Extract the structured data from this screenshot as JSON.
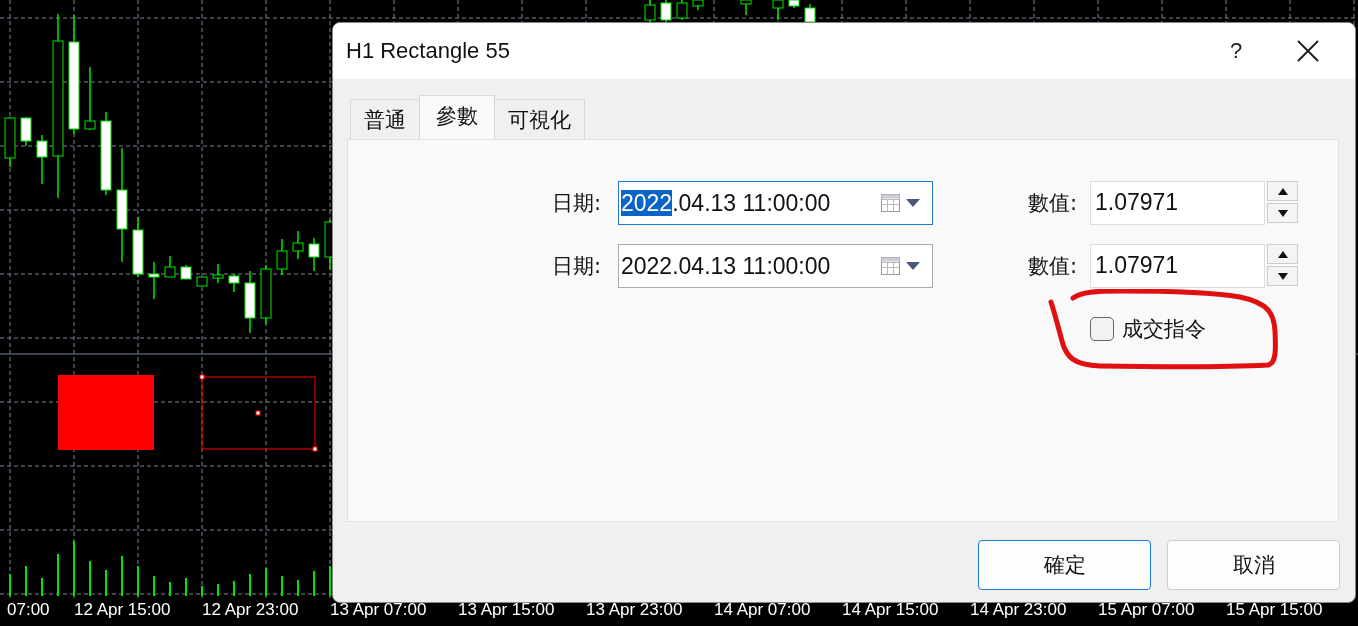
{
  "window": {
    "title": "H1 Rectangle 55",
    "help": "?"
  },
  "tabs": [
    {
      "label": "普通",
      "selected": false
    },
    {
      "label": "參數",
      "selected": true
    },
    {
      "label": "可視化",
      "selected": false
    }
  ],
  "anchors": [
    {
      "date_label": "日期:",
      "focused": true,
      "date_parts": [
        {
          "text": "2022",
          "selected": true
        },
        {
          "text": ".04.13 11:00:00",
          "selected": false
        }
      ],
      "value_label": "數值:",
      "value": "1.07971"
    },
    {
      "date_label": "日期:",
      "focused": false,
      "date_parts": [
        {
          "text": "2022.04.13 11:00:00",
          "selected": false
        }
      ],
      "value_label": "數值:",
      "value": "1.07971"
    }
  ],
  "checkbox": {
    "label": "成交指令",
    "checked": false
  },
  "buttons": [
    {
      "label": "確定",
      "default": true
    },
    {
      "label": "取消",
      "default": false
    }
  ],
  "time_axis": [
    "07:00",
    "12 Apr 15:00",
    "12 Apr 23:00",
    "13 Apr 07:00",
    "13 Apr 15:00",
    "13 Apr 23:00",
    "14 Apr 07:00",
    "14 Apr 15:00",
    "14 Apr 23:00",
    "15 Apr 07:00",
    "15 Apr 15:00"
  ]
}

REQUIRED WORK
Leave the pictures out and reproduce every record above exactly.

COMPLETED TASK
Extract the structured data from this screenshot as JSON.
{
  "window": {
    "title": "H1 Rectangle 55",
    "help": "?"
  },
  "tabs": [
    {
      "label": "普通",
      "selected": false
    },
    {
      "label": "參數",
      "selected": true
    },
    {
      "label": "可視化",
      "selected": false
    }
  ],
  "anchors": [
    {
      "date_label": "日期:",
      "focused": true,
      "date_parts": [
        {
          "text": "2022",
          "selected": true
        },
        {
          "text": ".04.13 11:00:00",
          "selected": false
        }
      ],
      "value_label": "數值:",
      "value": "1.07971"
    },
    {
      "date_label": "日期:",
      "focused": false,
      "date_parts": [
        {
          "text": "2022.04.13 11:00:00",
          "selected": false
        }
      ],
      "value_label": "數值:",
      "value": "1.07971"
    }
  ],
  "checkbox": {
    "label": "成交指令",
    "checked": false
  },
  "buttons": [
    {
      "label": "確定",
      "default": true
    },
    {
      "label": "取消",
      "default": false
    }
  ],
  "time_axis": [
    "07:00",
    "12 Apr 15:00",
    "12 Apr 23:00",
    "13 Apr 07:00",
    "13 Apr 15:00",
    "13 Apr 23:00",
    "14 Apr 07:00",
    "14 Apr 15:00",
    "14 Apr 23:00",
    "15 Apr 07:00",
    "15 Apr 15:00"
  ]
}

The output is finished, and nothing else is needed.